Obama Gets Rid Of Bush’s 'No Child Left Behind' Act With New Education Bill

Val Powell

President Barrack Obama signed a new bill replacing former U.S. President George W. Bush's No Child Left Behind Act on Thursday.

Obama signed the Every Student Succeeds Act after it got an 85-12 vote in the Senate. The President called the bipartisan education bill a "Christmas miracle."

— NBC DFW (@NBCDFW) December 11, 2015

"I just want to point out that it's not as if there weren't some significant ideological differences on some of these issues. No there were, but I really think this is a good example of how bipartisanship can work. People did not agree on everything at the outset, but they were willing to listen to each other in a civil and constructive way and to work through these issues, compromise when necessary, while still keeping their eye on the ball."

According to WhiteHouse.gov, the new educational act will:

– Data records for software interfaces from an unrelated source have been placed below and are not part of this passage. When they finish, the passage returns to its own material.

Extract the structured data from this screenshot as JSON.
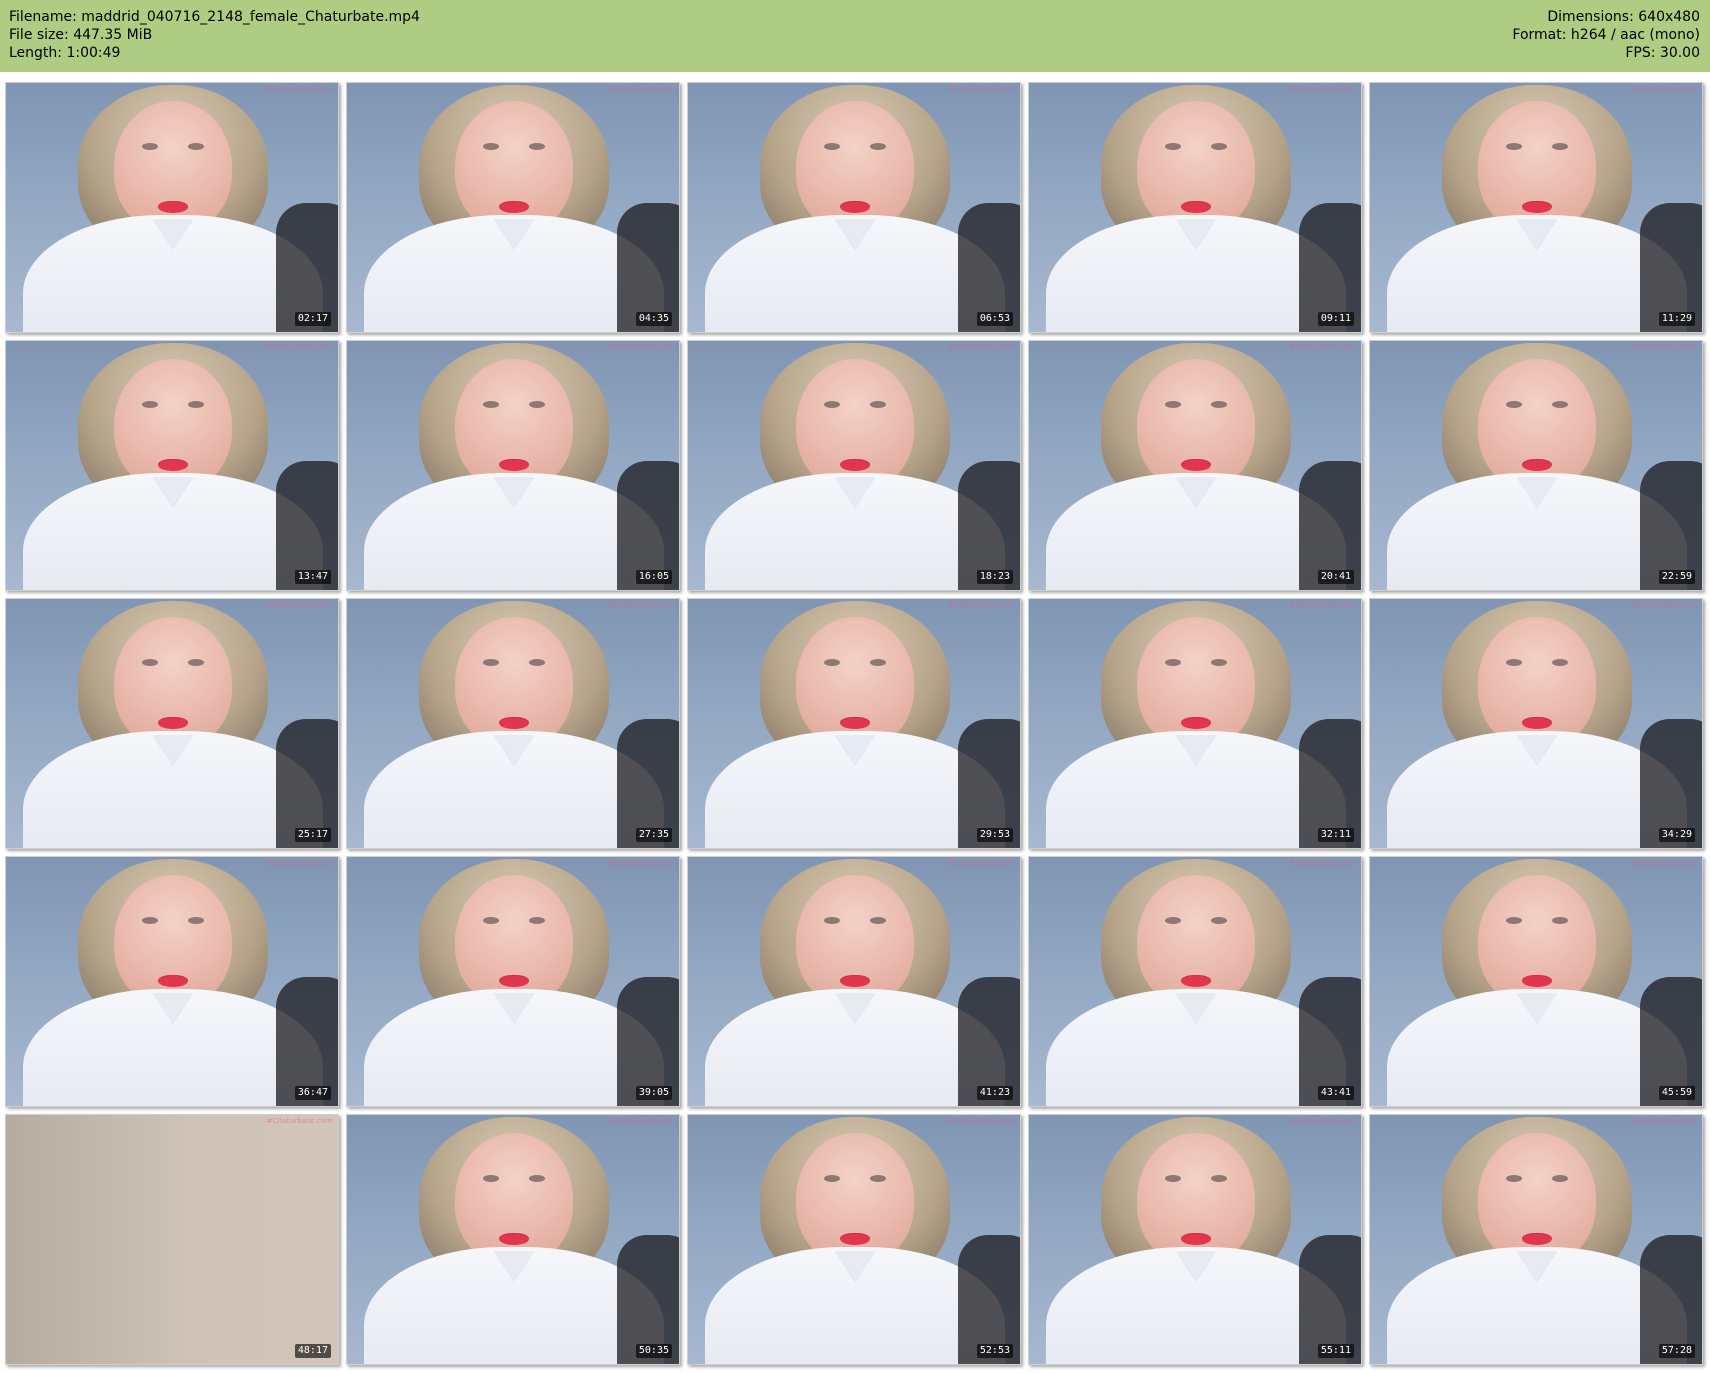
{
  "header": {
    "left_lines": [
      "Filename: maddrid_040716_2148_female_Chaturbate.mp4",
      "File size: 447.35 MiB",
      "Length: 1:00:49"
    ],
    "right_lines": [
      "Dimensions: 640x480",
      "Format: h264 / aac (mono)",
      "FPS: 30.00"
    ],
    "bg_color": "#afcd82"
  },
  "thumbnails": {
    "watermark": "#Chaturbate.com",
    "timestamps": [
      "02:17",
      "04:35",
      "06:53",
      "09:11",
      "11:29",
      "13:47",
      "16:05",
      "18:23",
      "20:41",
      "22:59",
      "25:17",
      "27:35",
      "29:53",
      "32:11",
      "34:29",
      "36:47",
      "39:05",
      "41:23",
      "43:41",
      "45:59",
      "48:17",
      "50:35",
      "52:53",
      "55:11",
      "57:28"
    ],
    "special_wall_indices": [
      20
    ]
  }
}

— BuzzFeed News (@BuzzFeedNews) December 10, 2015

It is also recognized as a remedy to the "one-size-fits-all" educational approach of the past administration, which according to Obama, despite having the right goals, often "fell short in practice." He said the No Child Left Behind Act failed to consider the specific needs of each community and only relied on standardized tests that did not produce the results they expected to see.

— Kevin McCarthy (@GOPLeader) December 1, 2015

Bush's No Child Left Behind law is said to have done more bad than good to teachers and students. Students in the U.S. ranked fourteenth in education among developed nations as many schools in the U.S. failed to meet the standards set by the No Child Left Behind law.

— NYT Opinion (@nytopinion) December 10, 2015

[Image by Pool, Getty Images]